The first step to controlling your anxiety is understanding why your mind and body are acting in a particular way. Symptoms of a panic attack can present themselves in many forms, some of which include: nausea, inability to calm down, dizziness, and a racing heart. Your situation will vary. One thing these symptoms all have in common is that they are a response to stress.
You see, when the body is stressed, it releases a particular set of hormones. These hormones then travel to all parts of the body and trigger a specific response. For example, when these hormones reach your brain, you are likely to have negative psychological implications. By keeping yourself informed, you will gain the ability to rationalize your symptoms. Instead of thinking, “ah, I’m so anxious, why does my stomach hurt, will this ever end” You will be able to realize the source of your pain is a simple stress hormone. This rational realization provides a light at the end of the tunnel.
As you calmly sit and read this article, distracting yourself from your anxiety seems like an obvious way to prevent a panic attack. The problem is that, in the heat of the moment, we lack the ability to think clearly. My advice to you is to prepare yourself for the future. At this calm rational moment in time, decide what you will do. Creating a plan of action will help you to remain calm. Some people have a designated friend that they call, while others focus on counting. Whatever you decide will be fine as long as it keeps you from focusing on your problematic stress.
Keep Stress in Check
Speaking of stress, remember the importance of taking time for yourself. (And yes, that is easier said than done, but it’s worth it.) If more stress is placed on your body, more stress hormones will be released. Because of this, persistent stress can cause panic attacks to be more severe than usual. In fact, long term stress is the number one cause of involuntary anxiety attacks across the planet Whether you prefer to drink some calming tea, or take a short nap, managing stress well help you in more ways than one. By taking some time to relax, you will become more efficient at managing your stress as well as your anxiety.
Remember That You are in Control
Repeat after me: “My anxiety does not own or define me.” If you are someone who has experienced severe anxiety attacks, you will have dark days. Constantly remind yourself that you have the power to control your life and situation. If you practice these technique, you will be able to significantly reduce the severity of your anxiety.
This is not an overnight fix -- but practice makes perfect, and in the end you will see results. Anxiety attacks seem like they have a great deal of power over you; they can even make you feel fear when none is present. Do not attempt to rationalize this fear. You have control over your psychological and emotional happiness.
Breathing is another tactic that seems obvious now, but will become much more difficult when you are in the midst of an anxiety attack. One of the trademark symptoms of an anxiety attack is a choking sensation that makes breathing quite difficult. One way of coping with this is to take some time each day to practice Mindfulness breathing exercises.
If you haven’t heard of it, mindfulness is a great way to release stress and take some time for yourself. It’s a matter of closing your eyes, breathing, and letting go of your emotional baggage. If you are a people person, try locating a meditation group in your area. If you prefer to be in solitude, downloading an app is a great alternative that can allow you to complete the exercises on your own

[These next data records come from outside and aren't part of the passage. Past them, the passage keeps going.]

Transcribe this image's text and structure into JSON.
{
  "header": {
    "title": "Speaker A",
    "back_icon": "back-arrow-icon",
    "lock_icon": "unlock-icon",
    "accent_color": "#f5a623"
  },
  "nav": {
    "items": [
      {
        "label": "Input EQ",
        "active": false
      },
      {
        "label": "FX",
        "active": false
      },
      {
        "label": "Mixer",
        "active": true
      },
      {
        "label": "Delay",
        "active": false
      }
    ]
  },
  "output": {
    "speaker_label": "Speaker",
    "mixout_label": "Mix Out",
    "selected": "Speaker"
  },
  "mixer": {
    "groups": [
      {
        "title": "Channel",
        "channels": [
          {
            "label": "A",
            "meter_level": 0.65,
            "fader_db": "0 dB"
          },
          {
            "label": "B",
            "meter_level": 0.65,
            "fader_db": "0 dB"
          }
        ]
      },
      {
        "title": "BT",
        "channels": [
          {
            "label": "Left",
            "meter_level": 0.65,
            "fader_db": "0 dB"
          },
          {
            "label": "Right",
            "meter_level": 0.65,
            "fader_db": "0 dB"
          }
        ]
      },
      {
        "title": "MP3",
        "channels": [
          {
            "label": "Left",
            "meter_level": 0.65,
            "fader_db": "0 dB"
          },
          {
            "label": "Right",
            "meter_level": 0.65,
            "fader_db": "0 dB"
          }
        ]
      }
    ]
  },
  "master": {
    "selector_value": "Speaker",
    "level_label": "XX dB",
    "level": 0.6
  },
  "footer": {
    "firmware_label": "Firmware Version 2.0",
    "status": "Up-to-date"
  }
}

Anxiety is a difficult disorder to endure, because the symptoms are so varied, it can sometimes be hard to diagnose. If you want to learn more about anxiety, its symptoms, and possible treatments, visit Dr. Syras Derksen online in order to continue reading and/or to book an appointment with one of our expert therapists.